An exact reproduction of every record is required.

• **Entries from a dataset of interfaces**
------------------------------------------------
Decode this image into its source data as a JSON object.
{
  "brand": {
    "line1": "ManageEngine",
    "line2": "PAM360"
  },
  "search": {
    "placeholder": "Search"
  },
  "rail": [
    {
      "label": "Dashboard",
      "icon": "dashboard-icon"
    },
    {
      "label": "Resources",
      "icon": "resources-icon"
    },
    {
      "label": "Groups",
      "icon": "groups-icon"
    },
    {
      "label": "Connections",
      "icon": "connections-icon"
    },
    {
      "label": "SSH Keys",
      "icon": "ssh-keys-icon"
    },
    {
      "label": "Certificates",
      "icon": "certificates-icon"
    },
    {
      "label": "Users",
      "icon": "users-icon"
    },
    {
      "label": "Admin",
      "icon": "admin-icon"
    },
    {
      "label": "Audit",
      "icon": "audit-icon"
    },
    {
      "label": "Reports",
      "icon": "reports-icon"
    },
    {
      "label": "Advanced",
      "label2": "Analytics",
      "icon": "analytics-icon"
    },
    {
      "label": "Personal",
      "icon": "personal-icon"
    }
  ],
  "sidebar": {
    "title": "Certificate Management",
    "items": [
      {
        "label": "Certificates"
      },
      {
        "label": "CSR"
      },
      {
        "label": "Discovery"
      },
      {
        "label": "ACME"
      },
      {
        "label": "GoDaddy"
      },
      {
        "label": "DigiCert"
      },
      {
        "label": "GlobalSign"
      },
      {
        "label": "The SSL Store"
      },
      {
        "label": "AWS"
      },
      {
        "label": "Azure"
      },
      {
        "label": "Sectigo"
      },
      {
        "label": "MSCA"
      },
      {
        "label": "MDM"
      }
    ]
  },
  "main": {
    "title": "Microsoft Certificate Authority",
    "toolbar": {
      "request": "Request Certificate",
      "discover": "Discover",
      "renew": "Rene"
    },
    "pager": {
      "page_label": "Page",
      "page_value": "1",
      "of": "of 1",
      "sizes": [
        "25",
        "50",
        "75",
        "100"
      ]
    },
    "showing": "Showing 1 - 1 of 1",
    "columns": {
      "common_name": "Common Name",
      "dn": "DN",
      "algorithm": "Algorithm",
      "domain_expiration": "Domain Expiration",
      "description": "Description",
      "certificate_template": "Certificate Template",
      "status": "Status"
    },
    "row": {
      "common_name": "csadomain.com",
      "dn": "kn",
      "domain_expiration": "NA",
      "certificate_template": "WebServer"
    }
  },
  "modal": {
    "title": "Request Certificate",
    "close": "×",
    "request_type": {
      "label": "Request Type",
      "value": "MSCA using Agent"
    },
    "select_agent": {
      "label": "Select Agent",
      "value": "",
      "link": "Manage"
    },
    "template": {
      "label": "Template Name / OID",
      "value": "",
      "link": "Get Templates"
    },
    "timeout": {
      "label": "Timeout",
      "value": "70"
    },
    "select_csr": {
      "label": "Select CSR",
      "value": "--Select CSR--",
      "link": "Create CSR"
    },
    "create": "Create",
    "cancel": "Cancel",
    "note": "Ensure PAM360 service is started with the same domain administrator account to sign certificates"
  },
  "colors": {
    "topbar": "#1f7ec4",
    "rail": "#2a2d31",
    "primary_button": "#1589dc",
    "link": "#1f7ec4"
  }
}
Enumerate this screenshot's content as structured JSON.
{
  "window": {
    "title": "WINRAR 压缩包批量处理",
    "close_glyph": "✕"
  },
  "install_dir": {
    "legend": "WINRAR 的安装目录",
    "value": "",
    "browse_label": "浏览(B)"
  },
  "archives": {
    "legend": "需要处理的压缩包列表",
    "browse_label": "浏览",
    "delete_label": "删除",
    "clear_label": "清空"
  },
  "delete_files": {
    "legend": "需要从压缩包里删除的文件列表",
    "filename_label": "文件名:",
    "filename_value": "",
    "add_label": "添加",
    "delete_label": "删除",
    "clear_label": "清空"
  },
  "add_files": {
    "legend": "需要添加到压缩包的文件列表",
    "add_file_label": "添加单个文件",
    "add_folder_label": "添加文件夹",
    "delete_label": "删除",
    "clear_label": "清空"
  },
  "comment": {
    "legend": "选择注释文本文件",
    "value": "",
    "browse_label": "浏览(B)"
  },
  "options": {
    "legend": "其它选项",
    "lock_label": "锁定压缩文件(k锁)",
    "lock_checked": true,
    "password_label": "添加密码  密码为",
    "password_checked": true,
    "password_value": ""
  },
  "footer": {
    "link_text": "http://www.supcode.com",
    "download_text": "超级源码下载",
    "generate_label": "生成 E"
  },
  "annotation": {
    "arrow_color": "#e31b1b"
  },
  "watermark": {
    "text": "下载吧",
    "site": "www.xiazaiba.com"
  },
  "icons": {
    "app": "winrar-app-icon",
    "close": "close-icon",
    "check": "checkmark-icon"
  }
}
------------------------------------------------
• **Solution for this task**
Decode this image into its source data as a JSON object.
{
  "brand": {
    "line1": "ManageEngine",
    "line2": "PAM360"
  },
  "search": {
    "placeholder": "Search"
  },
  "rail": [
    {
      "label": "Dashboard",
      "icon": "dashboard-icon"
    },
    {
      "label": "Resources",
      "icon": "resources-icon"
    },
    {
      "label": "Groups",
      "icon": "groups-icon"
    },
    {
      "label": "Connections",
      "icon": "connections-icon"
    },
    {
      "label": "SSH Keys",
      "icon": "ssh-keys-icon"
    },
    {
      "label": "Certificates",
      "icon": "certificates-icon"
    },
    {
      "label": "Users",
      "icon": "users-icon"
    },
    {
      "label": "Admin",
      "icon": "admin-icon"
    },
    {
      "label": "Audit",
      "icon": "audit-icon"
    },
    {
      "label": "Reports",
      "icon": "reports-icon"
    },
    {
      "label": "Advanced",
      "label2": "Analytics",
      "icon": "analytics-icon"
    },
    {
      "label": "Personal",
      "icon": "personal-icon"
    }
  ],
  "sidebar": {
    "title": "Certificate Management",
    "items": [
      {
        "label": "Certificates"
      },
      {
        "label": "CSR"
      },
      {
        "label": "Discovery"
      },
      {
        "label": "ACME"
      },
      {
        "label": "GoDaddy"
      },
      {
        "label": "DigiCert"
      },
      {
        "label": "GlobalSign"
      },
      {
        "label": "The SSL Store"
      },
      {
        "label": "AWS"
      },
      {
        "label": "Azure"
      },
      {
        "label": "Sectigo"
      },
      {
        "label": "MSCA"
      },
      {
        "label": "MDM"
      }
    ]
  },
  "main": {
    "title": "Microsoft Certificate Authority",
    "toolbar": {
      "request": "Request Certificate",
      "discover": "Discover",
      "renew": "Rene"
    },
    "pager": {
      "page_label": "Page",
      "page_value": "1",
      "of": "of 1",
      "sizes": [
        "25",
        "50",
        "75",
        "100"
      ]
    },
    "showing": "Showing 1 - 1 of 1",
    "columns": {
      "common_name": "Common Name",
      "dn": "DN",
      "algorithm": "Algorithm",
      "domain_expiration": "Domain Expiration",
      "description": "Description",
      "certificate_template": "Certificate Template",
      "status": "Status"
    },
    "row": {
      "common_name": "csadomain.com",
      "dn": "kn",
      "domain_expiration": "NA",
      "certificate_template": "WebServer"
    }
  },
  "modal": {
    "title": "Request Certificate",
    "close": "×",
    "request_type": {
      "label": "Request Type",
      "value": "MSCA using Agent"
    },
    "select_agent": {
      "label": "Select Agent",
      "value": "",
      "link": "Manage"
    },
    "template": {
      "label": "Template Name / OID",
      "value": "",
      "link": "Get Templates"
    },
    "timeout": {
      "label": "Timeout",
      "value": "70"
    },
    "select_csr": {
      "label": "Select CSR",
      "value": "--Select CSR--",
      "link": "Create CSR"
    },
    "create": "Create",
    "cancel": "Cancel",
    "note": "Ensure PAM360 service is started with the same domain administrator account to sign certificates"
  },
  "colors": {
    "topbar": "#1f7ec4",
    "rail": "#2a2d31",
    "primary_button": "#1589dc",
    "link": "#1f7ec4"
  }
}
Enumerate this screenshot's content as structured JSON.
{
  "window": {
    "title": "WINRAR 压缩包批量处理",
    "close_glyph": "✕"
  },
  "install_dir": {
    "legend": "WINRAR 的安装目录",
    "value": "",
    "browse_label": "浏览(B)"
  },
  "archives": {
    "legend": "需要处理的压缩包列表",
    "browse_label": "浏览",
    "delete_label": "删除",
    "clear_label": "清空"
  },
  "delete_files": {
    "legend": "需要从压缩包里删除的文件列表",
    "filename_label": "文件名:",
    "filename_value": "",
    "add_label": "添加",
    "delete_label": "删除",
    "clear_label": "清空"
  },
  "add_files": {
    "legend": "需要添加到压缩包的文件列表",
    "add_file_label": "添加单个文件",
    "add_folder_label": "添加文件夹",
    "delete_label": "删除",
    "clear_label": "清空"
  },
  "comment": {
    "legend": "选择注释文本文件",
    "value": "",
    "browse_label": "浏览(B)"
  },
  "options": {
    "legend": "其它选项",
    "lock_label": "锁定压缩文件(k锁)",
    "lock_checked": true,
    "password_label": "添加密码  密码为",
    "password_checked": true,
    "password_value": ""
  },
  "footer": {
    "link_text": "http://www.supcode.com",
    "download_text": "超级源码下载",
    "generate_label": "生成 E"
  },
  "annotation": {
    "arrow_color": "#e31b1b"
  },
  "watermark": {
    "text": "下载吧",
    "site": "www.xiazaiba.com"
  },
  "icons": {
    "app": "winrar-app-icon",
    "close": "close-icon",
    "check": "checkmark-icon"
  }
}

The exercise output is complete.